It is also likely that St. George’s Chapel will be overrun with mourners, especially since the family memorial is so small and visitors can only peek inside through a small metal door.
With 250,000 well-wishers queuing until 2 p.m. to see the Queen lying in state, Windsor staff could face long queues and bottlenecks.
A private service, due to start at 7.30pm, took place out of public view last night where King Charles buried his mother the Queen. This rarely seen photo from 1947 was posted last night
King Charles III places the camp color of the Queen’s Company of the Grenadier Guards on Her Majesty’s coffin during Monday’s burial service
The new monarch was in tears as he bade farewell to his mother during Monday afternoon’s burial service at St George’s Chapel in Windsor
Members of the public threw flowers and bouquets that covered the royal hearse when the Queen arrived in Windsor on Monday afternoon
An RCT spokesperson, however, pointed out that only a limited number of castle tickets are sold each day in 15-minute time slots.
George VI died in February 1952 aged just 56 – a moment the Queen has always marked privately at her Sandringham estate. Her mother died aged 101 in March 2002. The Queen lost her sister Princess Margaret the previous month aged 71.
King George’s coffin had originally been placed in the Royal Vault. But since he wished to rest in his own chapel with his beloved wife, a memorial chapel named after him was built by his eldest daughter in 1969.
Their resting place was marked by a black register with the inscriptions King George VI 1895-1952 and Elizabeth 1900-2002 in gold letters.

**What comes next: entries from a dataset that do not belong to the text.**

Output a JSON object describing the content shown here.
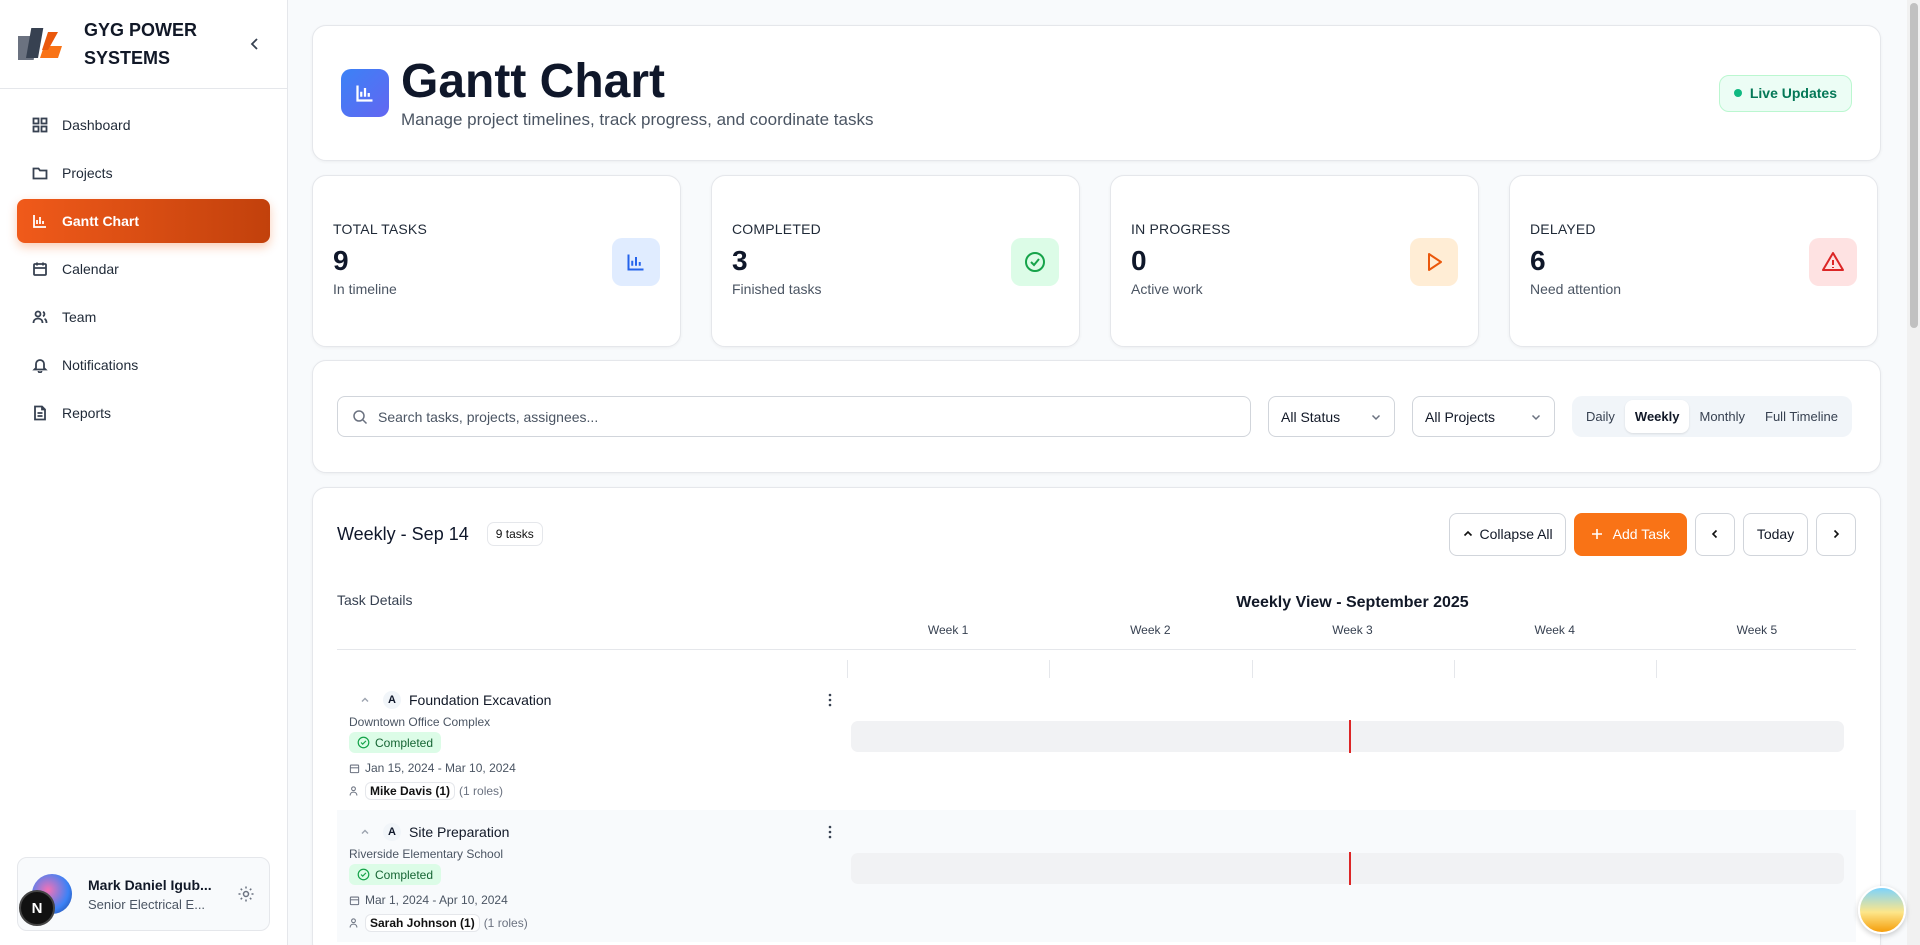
{
  "sidebar": {
    "brand": "GYG POWER SYSTEMS",
    "items": [
      {
        "label": "Dashboard",
        "icon": "dashboard-icon"
      },
      {
        "label": "Projects",
        "icon": "folder-icon"
      },
      {
        "label": "Gantt Chart",
        "icon": "bar-chart-icon"
      },
      {
        "label": "Calendar",
        "icon": "calendar-icon"
      },
      {
        "label": "Team",
        "icon": "users-icon"
      },
      {
        "label": "Notifications",
        "icon": "bell-icon"
      },
      {
        "label": "Reports",
        "icon": "file-icon"
      }
    ],
    "active": "Gantt Chart",
    "user": {
      "name": "Mark Daniel Igub...",
      "role": "Senior Electrical E..."
    },
    "badge": "N"
  },
  "header": {
    "title": "Gantt Chart",
    "subtitle": "Manage project timelines, track progress, and coordinate tasks",
    "live": "Live Updates"
  },
  "stats": [
    {
      "label": "TOTAL TASKS",
      "value": "9",
      "sub": "In timeline",
      "color": "#2563eb",
      "bg": "#e0ecff",
      "icon": "bar-chart-icon"
    },
    {
      "label": "COMPLETED",
      "value": "3",
      "sub": "Finished tasks",
      "color": "#16a34a",
      "bg": "#dcfce7",
      "icon": "check-circle-icon"
    },
    {
      "label": "IN PROGRESS",
      "value": "0",
      "sub": "Active work",
      "color": "#ea580c",
      "bg": "#ffedd5",
      "icon": "play-icon"
    },
    {
      "label": "DELAYED",
      "value": "6",
      "sub": "Need attention",
      "color": "#dc2626",
      "bg": "#fee2e2",
      "icon": "alert-triangle-icon"
    }
  ],
  "filters": {
    "search_placeholder": "Search tasks, projects, assignees...",
    "status": "All Status",
    "projects": "All Projects",
    "views": [
      "Daily",
      "Weekly",
      "Monthly",
      "Full Timeline"
    ],
    "active_view": "Weekly"
  },
  "gantt": {
    "title": "Weekly - Sep 14",
    "task_count": "9 tasks",
    "collapse": "Collapse All",
    "add": "Add Task",
    "today": "Today",
    "task_details": "Task Details",
    "view_title": "Weekly View - September 2025",
    "weeks": [
      "Week 1",
      "Week 2",
      "Week 3",
      "Week 4",
      "Week 5"
    ],
    "tasks": [
      {
        "letter": "A",
        "name": "Foundation Excavation",
        "project": "Downtown Office Complex",
        "status": "Completed",
        "dates": "Jan 15, 2024 - Mar 10, 2024",
        "assignee": "Mike Davis (1)",
        "roles": "(1 roles)"
      },
      {
        "letter": "A",
        "name": "Site Preparation",
        "project": "Riverside Elementary School",
        "status": "Completed",
        "dates": "Mar 1, 2024 - Apr 10, 2024",
        "assignee": "Sarah Johnson (1)",
        "roles": "(1 roles)"
      }
    ]
  }
}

Margaret’s ashes were first placed in the Royal Vault, before being moved to the Memorial Chapel when the Queen Mother died weeks later.
After a historic state funeral in London and a burial ceremony in Windsor on Monday, the late Queen’s coffin was lowered into the vault but later brought back with that of Prince Philip, who died last April at the age of 99 years old.
Their remains were later interred in the tiny family memorial annex built on the north side of St. George’s Chapel.
Their coffins were gently lowered 18 feet to rest on top of each other, supported by a metal frame, inside the 10-by-14-foot chamber.
An RCT spokesperson said visitors could not bring flowers inside the castle.